Any show called “Real World: Skeletons” is going to have its share of dark moments, but in tonight's all-new episode, we learn something about Violetta that is actually a scary reality for many of us.
Nicole, Jason and Tony notice that V has been dropping weight and N even tries to delicately suggest Violetta might be healthier getting up to 110 pounds (even though she is not a doctor, and does not know what a healthy weight is for someone of Violetta's height). Violetta also says that she just can't stand when people talk about her weight and wishes her housemates wouldn't intervene.
Does this story sound familiar to you? Many of us have friends and family members who have struggled with food, and we don't always know the best way to help. So, to gain some insight we turned to an expert.
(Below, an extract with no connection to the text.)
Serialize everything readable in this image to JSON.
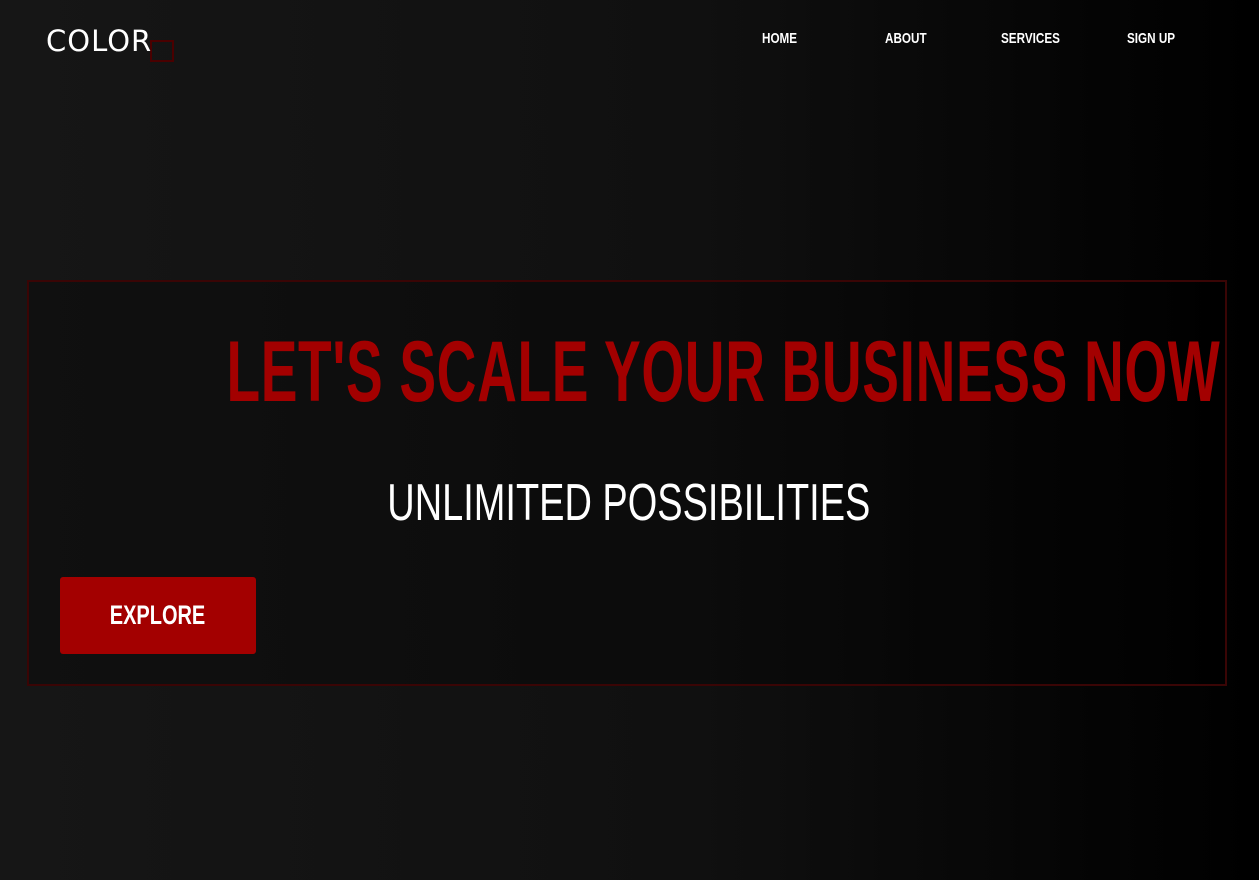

Dr. Jennifer J. Thomas is a Assistant Professor of Psychology at Harvard Medical School, a published author, a clinical psychologist and a Co-Director of the Eating Disorders Clinical and Research Program at Massachusetts General Hospital. She graciously shared a page of her book “Almost Anorexic” on dos and don’ts for talking with someone who might have an eating disorder, and also spoke exclusively to MTV on how to help if you suspect your friend might be struggling with food and self-esteem.
MTV: If someone suspects a friend might have an eating disorder, what should they do?
DR. THOMAS: Express your concerns openly, honestly, and in private.
MTV: What are important things to say and important things not to say when talking with someone who might have an eating disorder?
DR. THOMAS: It’s important to encourage your friend to get help from a parent, teacher, or health professional. He or she can get a free and confidential online screening at Almost Anorexic to see if she or he might benefit from a professional evaluation.
It’s not a good idea to promise to keep secrets about ongoing behaviors — eating disorders can be fatal!
MTV: If a friend is clearly struggling but insists they're fine, what do you recommend someone do?
DR. THOMAS: Continue to express your concern. It might take a few conversations for your friend to open up.
MTV: What professional help is available? What if someone can't afford to see a therapist or receive treatment?
DR. THOMAS: Help is available, and our research at Massachusetts General Hospital/Harvard Medical School suggests recovery is not only possible, but probable!
Cognitive-behavioral therapy is the most evidence-based treatment for adults with bulimia nervosa and binge eating disorder. Family-based treatment is the best supported treatment for adolescents with anorexia nervosa. There are also some FDA-approved medications such as fluoxetine for bulimia nervosa, and lisdexamfetamine dimesylate for binge eating disorder.
If you can’t find a professional, self-guided cognitive-behavioral therapy using the book "Overcoming Binge Eating" is also effective. Also, smartphone apps like Recovery Record can support using therapy principles at home.